  • Minimal (IPC Phase 1) acute food insecurity outcomes are likely to continue in most areas from March to September, however, Stressed (IPC Phase 2) outcomes are expected in the extreme southern parts of the country which were affected by prolonged dry spells and poorly distributed rains due to the El Niño conditions  during the first half  of the cropping season. FEWS NET projects that some localized areas will be in Crisis (IPC Phase 3) for the remainder of the outlook period. Factors contributing to acute food insecurity include delayed and reduced access to the green harvest due to the delayed start of season, the extension of the lean period by at least a month, and atypically high market demand for staple food (mostly maize meal). 

  • With increased market demand for staple food, maize and meal prices have remained very high though relatively stable in most areas in the January to February period with the exception of border towns. Prices are at least 50 percent above the recent five-year average, which is negatively impacting poorer household purchasing power. While maize exports have declined due to reduced market supply, informal exports of maize meal have atypically increased to almost all neighboring countries (Malawi, DRC, Zimbabwe, Mozambique, Angola and Namibia) due to increased regional demand. This higher than normal demand is expected to keep local prices above average. Malawi and the DRC remain the highest importers of informal maize meal.   

  • Rainfall over the past few months has increased. However, the improved moisture is likely too late to improve crops that were permanently damaged by the dryness and high temperatures in the southern parts of the country.  The late planted crops in the southern region that are in the early to mid-reproductive stage will greatly benefit from these rains. Livestock conditions will improve as well because of increased pastures and water availability.  Areas expected to experience significant reductions in production output  include Western Province, most of Southern and Lusaka Provinces, as well as southern parts of Eastern Province. Based on the water requirement index (WRSI) and field reports, crops conditions in these areas are mediocre. 

  • Local maize stocks are estimated at 848,000 MT, with 216,000 MT committed to exports. These supplies are adequate to meet Zambian demand up to August 2016. The next harvest expected in May should improve stocks in order to meet national needs through the end of the 2016/17 marketing season. 

For more detailed analysis, see the Food Security Outlook/Remote Monitoring Update for February – September 2016.
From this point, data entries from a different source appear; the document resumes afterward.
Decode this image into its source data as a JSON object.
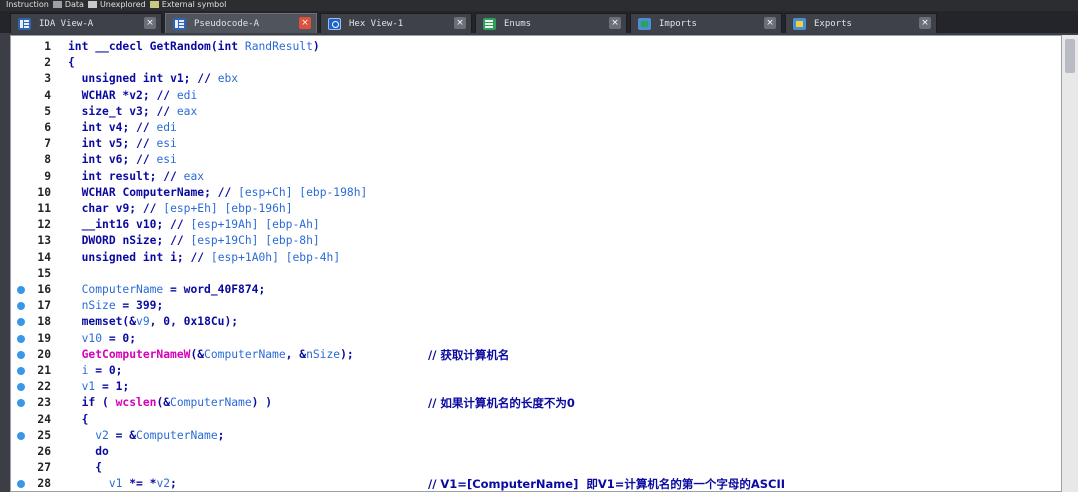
{
  "legend": {
    "items": [
      {
        "label": "Instruction",
        "color": "#9aa0a6"
      },
      {
        "label": "Data",
        "color": "#c8c8c8"
      },
      {
        "label": "Unexplored",
        "color": "#c8c880"
      },
      {
        "label": "External symbol",
        "color": "#e87ad8"
      }
    ]
  },
  "tabs": [
    {
      "label": "IDA View-A",
      "icon": "ida-view-icon",
      "active": false
    },
    {
      "label": "Pseudocode-A",
      "icon": "pseudocode-icon",
      "active": true
    },
    {
      "label": "Hex View-1",
      "icon": "hex-view-icon",
      "active": false
    },
    {
      "label": "Enums",
      "icon": "enums-icon",
      "active": false
    },
    {
      "label": "Imports",
      "icon": "imports-icon",
      "active": false
    },
    {
      "label": "Exports",
      "icon": "exports-icon",
      "active": false
    }
  ],
  "close_glyph": "×",
  "code_lines": [
    {
      "num": "1",
      "dot": false,
      "text": "int __cdecl GetRandom(int RandResult)",
      "comment": ""
    },
    {
      "num": "2",
      "dot": false,
      "text": "{",
      "comment": ""
    },
    {
      "num": "3",
      "dot": false,
      "text": "  unsigned int v1; // ebx",
      "comment": ""
    },
    {
      "num": "4",
      "dot": false,
      "text": "  WCHAR *v2; // edi",
      "comment": ""
    },
    {
      "num": "5",
      "dot": false,
      "text": "  size_t v3; // eax",
      "comment": ""
    },
    {
      "num": "6",
      "dot": false,
      "text": "  int v4; // edi",
      "comment": ""
    },
    {
      "num": "7",
      "dot": false,
      "text": "  int v5; // esi",
      "comment": ""
    },
    {
      "num": "8",
      "dot": false,
      "text": "  int v6; // esi",
      "comment": ""
    },
    {
      "num": "9",
      "dot": false,
      "text": "  int result; // eax",
      "comment": ""
    },
    {
      "num": "10",
      "dot": false,
      "text": "  WCHAR ComputerName; // [esp+Ch] [ebp-198h]",
      "comment": ""
    },
    {
      "num": "11",
      "dot": false,
      "text": "  char v9; // [esp+Eh] [ebp-196h]",
      "comment": ""
    },
    {
      "num": "12",
      "dot": false,
      "text": "  __int16 v10; // [esp+19Ah] [ebp-Ah]",
      "comment": ""
    },
    {
      "num": "13",
      "dot": false,
      "text": "  DWORD nSize; // [esp+19Ch] [ebp-8h]",
      "comment": ""
    },
    {
      "num": "14",
      "dot": false,
      "text": "  unsigned int i; // [esp+1A0h] [ebp-4h]",
      "comment": ""
    },
    {
      "num": "15",
      "dot": false,
      "text": "",
      "comment": ""
    },
    {
      "num": "16",
      "dot": true,
      "text": "  ComputerName = word_40F874;",
      "comment": ""
    },
    {
      "num": "17",
      "dot": true,
      "text": "  nSize = 399;",
      "comment": ""
    },
    {
      "num": "18",
      "dot": true,
      "text": "  memset(&v9, 0, 0x18Cu);",
      "comment": ""
    },
    {
      "num": "19",
      "dot": true,
      "text": "  v10 = 0;",
      "comment": ""
    },
    {
      "num": "20",
      "dot": true,
      "text": "  GetComputerNameW(&ComputerName, &nSize);",
      "comment": "// 获取计算机名"
    },
    {
      "num": "21",
      "dot": true,
      "text": "  i = 0;",
      "comment": ""
    },
    {
      "num": "22",
      "dot": true,
      "text": "  v1 = 1;",
      "comment": ""
    },
    {
      "num": "23",
      "dot": true,
      "text": "  if ( wcslen(&ComputerName) )",
      "comment": "// 如果计算机名的长度不为0"
    },
    {
      "num": "24",
      "dot": false,
      "text": "  {",
      "comment": ""
    },
    {
      "num": "25",
      "dot": true,
      "text": "    v2 = &ComputerName;",
      "comment": ""
    },
    {
      "num": "26",
      "dot": false,
      "text": "    do",
      "comment": ""
    },
    {
      "num": "27",
      "dot": false,
      "text": "    {",
      "comment": ""
    },
    {
      "num": "28",
      "dot": true,
      "text": "      v1 *= *v2;",
      "comment": "// V1=[ComputerName]  即V1=计算机名的第一个字母的ASCII"
    }
  ]
}
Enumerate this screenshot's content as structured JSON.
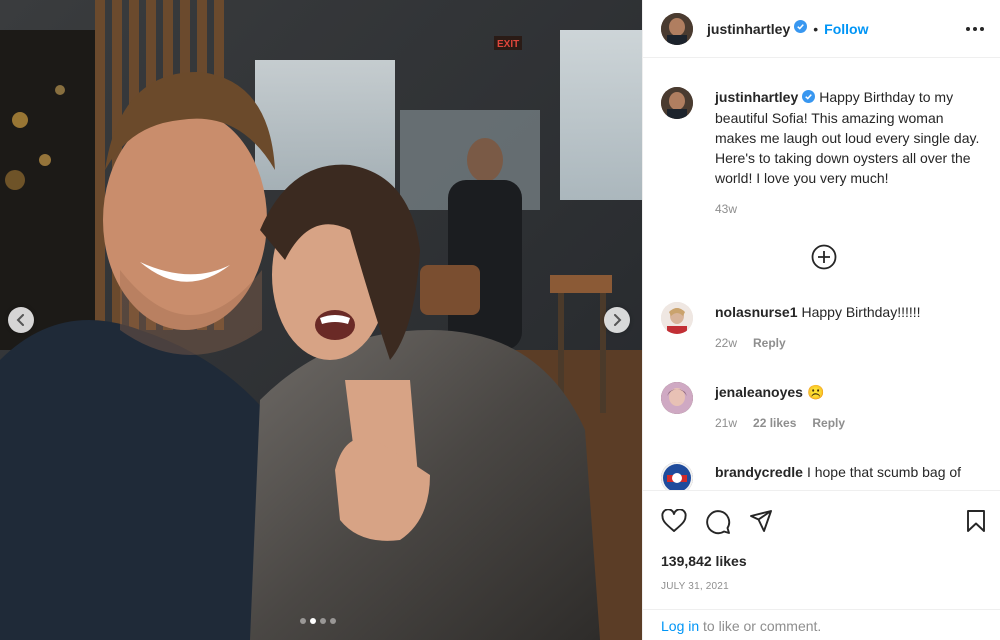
{
  "post": {
    "username": "justinhartley",
    "follow_label": "Follow",
    "separator": "•",
    "caption": "Happy Birthday to my beautiful Sofia! This amazing woman makes me laugh out loud every single day. Here's to taking down oysters all over the world! I love you very much!",
    "caption_age": "43w",
    "likes": "139,842 likes",
    "date": "JULY 31, 2021",
    "carousel": {
      "dot_count": 4,
      "active_index": 1
    }
  },
  "comments": [
    {
      "username": "nolasnurse1",
      "text": "Happy Birthday!!!!!!",
      "age": "22w",
      "likes": "",
      "reply": "Reply"
    },
    {
      "username": "jenaleanoyes",
      "text": "☹️",
      "age": "21w",
      "likes": "22 likes",
      "reply": "Reply"
    },
    {
      "username": "brandycredle",
      "text": "I hope that scumb bag of",
      "age": "",
      "likes": "",
      "reply": ""
    }
  ],
  "footer": {
    "login_link": "Log in",
    "login_suffix": " to like or comment."
  },
  "icons": {
    "verified": "verified-badge-icon",
    "more": "more-options-icon",
    "add_comment": "plus-circle-icon",
    "like": "heart-icon",
    "comment": "comment-icon",
    "share": "share-icon",
    "save": "bookmark-icon",
    "prev": "chevron-left-icon",
    "next": "chevron-right-icon"
  },
  "colors": {
    "accent": "#0095f6",
    "text": "#262626",
    "muted": "#8e8e8e",
    "divider": "#efefef"
  }
}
About FEWS NET

The Famine Early Warning Systems Network is a leading provider of early warning and analysis on food insecurity. Created by USAID in 1985 to help decision-makers plan for humanitarian crises, FEWS NET provides evidence-based analysis on approximately 30 countries. Implementing team members include NASA, NOAA, USDA, USGS, and CHC-UCSB, along with Chemonics International Inc. and Kimetrica.
Learn more About Us.

Link to United States Agency for International Development (USAID)Link to the United States Geological Survey's (USGS) FEWS NET Data PortalLink to U.S. Department of Agriculture (USDA)
Link to National Aeronautics and Space Administration's (NASA) Earth ObservatoryLink to the National Oceanic and Atmospheric Administration's (NOAA) National Weather Service, Climage Prediction CenterLink to the Climate Hazards Center - UC Santa BarbaraLink to KimetricaLink to Chemonics